→ Instructions for the task: For the records shown below, return an exact copy that excludes the pictures.

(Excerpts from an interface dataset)
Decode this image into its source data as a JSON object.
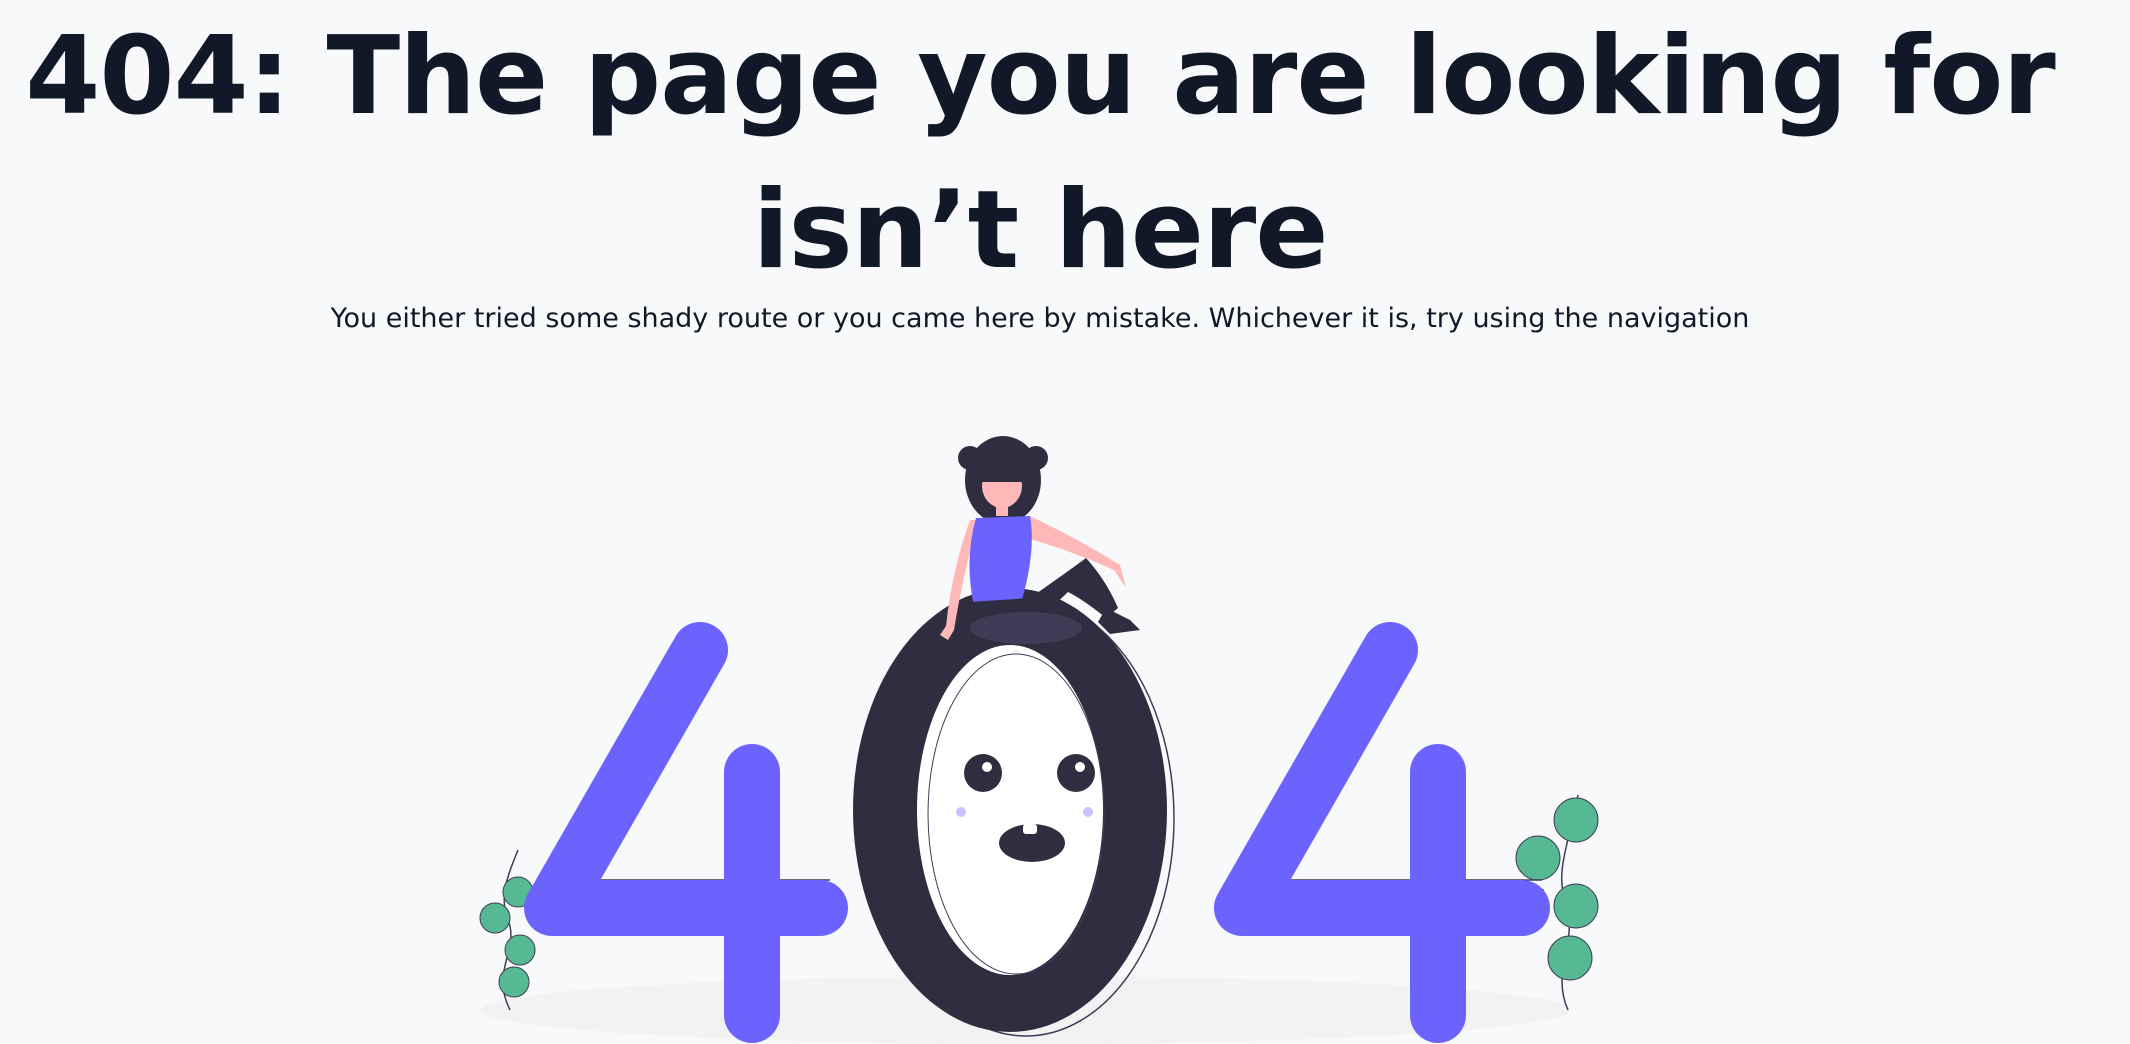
{
  "page": {
    "heading": "404: The page you are looking for isn’t here",
    "subtext": "You either tried some shady route or you came here by mistake. Whichever it is, try using the navigation"
  },
  "illustration": {
    "label": "404 illustration with a woman sitting on the zero",
    "colors": {
      "accent": "#6c63ff",
      "dark": "#2f2e41",
      "skin": "#ffb8b8",
      "leaf": "#57b894",
      "shadow": "#f2f2f2",
      "background": "#f8f9fb",
      "text": "#111827"
    }
  }
}
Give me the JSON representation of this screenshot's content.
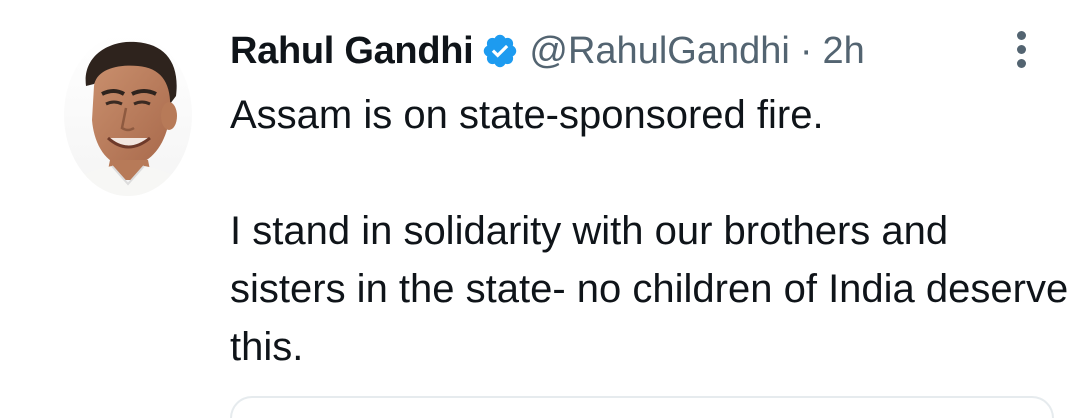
{
  "tweet": {
    "author": {
      "display_name": "Rahul Gandhi",
      "handle": "@RahulGandhi",
      "verified": true,
      "verified_icon": "verified-badge-icon"
    },
    "separator": "·",
    "time": "2h",
    "text": {
      "line1": "Assam is on state-sponsored fire.",
      "paragraph2": "I stand in solidarity with our brothers and sisters in the state- no children of India deserve this."
    },
    "more_icon": "more-vertical-icon"
  },
  "colors": {
    "text_primary": "#0f1419",
    "text_secondary": "#536471",
    "verified_blue": "#1d9bf0"
  }
}
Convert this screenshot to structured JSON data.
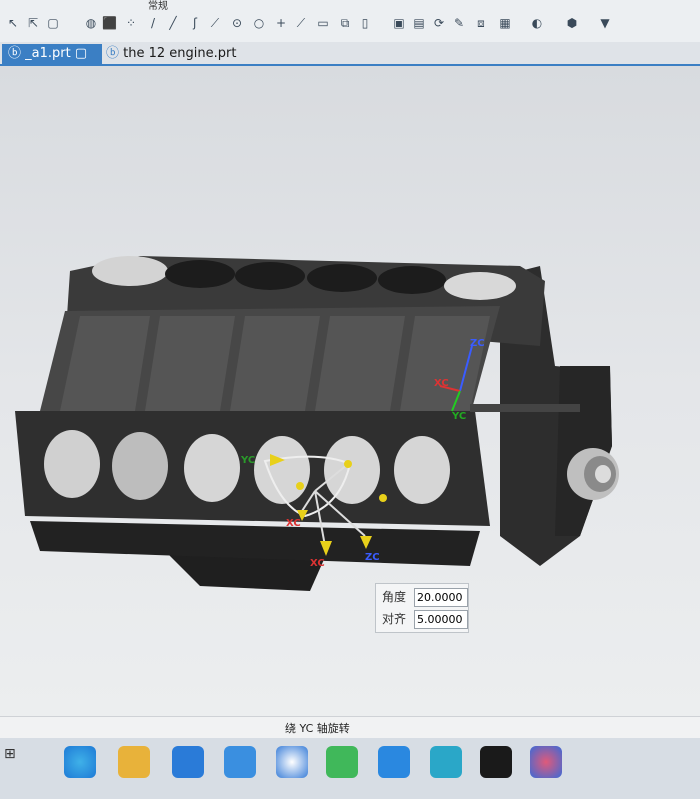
{
  "toolbar": {
    "top_label": "常规",
    "icons": [
      "pointer-icon",
      "select-icon",
      "box-select-icon",
      "sphere-icon",
      "cube-icon",
      "points-icon",
      "line-icon",
      "arc-icon",
      "spline-icon",
      "circle-icon",
      "circle-point-icon",
      "cross-icon",
      "diagonal-icon",
      "rect-icon",
      "copy-icon",
      "view-icon",
      "display-icon",
      "rotate-icon",
      "brush-icon",
      "layer-icon",
      "table-icon",
      "render-icon",
      "part-icon",
      "shading-icon"
    ]
  },
  "tabs": [
    {
      "label": "_a1.prt",
      "active": true
    },
    {
      "label": "the 12 engine.prt",
      "active": false
    }
  ],
  "viewport": {
    "csys_labels": {
      "zc_top": "ZC",
      "xc_top": "XC",
      "yc_top": "YC",
      "yc": "YC",
      "xc": "XC",
      "zc": "ZC",
      "xc2": "XC"
    },
    "popup": {
      "angle_label": "角度",
      "angle_value": "20.0000",
      "align_label": "对齐",
      "align_value": "5.00000"
    }
  },
  "status": {
    "text": "绕 YC 轴旋转"
  },
  "taskbar": {
    "apps": [
      "edge-icon",
      "file-explorer-icon",
      "store-icon",
      "mail-icon",
      "browser-icon",
      "wechat-icon",
      "app-icon",
      "ccleaner-icon",
      "other-icon",
      "nx-icon"
    ]
  }
}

→ Answer section:
Decode this image into its source data as a JSON object.
{
  "page": {
    "heading": "404: The page you are looking for isn’t here",
    "subtext": "You either tried some shady route or you came here by mistake. Whichever it is, try using the navigation"
  },
  "illustration": {
    "label": "404 illustration with a woman sitting on the zero",
    "colors": {
      "accent": "#6c63ff",
      "dark": "#2f2e41",
      "skin": "#ffb8b8",
      "leaf": "#57b894",
      "shadow": "#f2f2f2",
      "background": "#f8f9fb",
      "text": "#111827"
    }
  }
}
Give me the JSON representation of this screenshot's content.
{
  "tweet": {
    "author": {
      "display_name": "Rahul Gandhi",
      "handle": "@RahulGandhi",
      "verified": true,
      "verified_icon": "verified-badge-icon"
    },
    "separator": "·",
    "time": "2h",
    "text": {
      "line1": "Assam is on state-sponsored fire.",
      "paragraph2": "I stand in solidarity with our brothers and sisters in the state- no children of India deserve this."
    },
    "more_icon": "more-vertical-icon"
  },
  "colors": {
    "text_primary": "#0f1419",
    "text_secondary": "#536471",
    "verified_blue": "#1d9bf0"
  }
}
Convert this screenshot to structured JSON data.
{
  "toolbar": {
    "top_label": "常规",
    "icons": [
      "pointer-icon",
      "select-icon",
      "box-select-icon",
      "sphere-icon",
      "cube-icon",
      "points-icon",
      "line-icon",
      "arc-icon",
      "spline-icon",
      "circle-icon",
      "circle-point-icon",
      "cross-icon",
      "diagonal-icon",
      "rect-icon",
      "copy-icon",
      "view-icon",
      "display-icon",
      "rotate-icon",
      "brush-icon",
      "layer-icon",
      "table-icon",
      "render-icon",
      "part-icon",
      "shading-icon"
    ]
  },
  "tabs": [
    {
      "label": "_a1.prt",
      "active": true
    },
    {
      "label": "the 12 engine.prt",
      "active": false
    }
  ],
  "viewport": {
    "csys_labels": {
      "zc_top": "ZC",
      "xc_top": "XC",
      "yc_top": "YC",
      "yc": "YC",
      "xc": "XC",
      "zc": "ZC",
      "xc2": "XC"
    },
    "popup": {
      "angle_label": "角度",
      "angle_value": "20.0000",
      "align_label": "对齐",
      "align_value": "5.00000"
    }
  },
  "status": {
    "text": "绕 YC 轴旋转"
  },
  "taskbar": {
    "apps": [
      "edge-icon",
      "file-explorer-icon",
      "store-icon",
      "mail-icon",
      "browser-icon",
      "wechat-icon",
      "app-icon",
      "ccleaner-icon",
      "other-icon",
      "nx-icon"
    ]
  }
}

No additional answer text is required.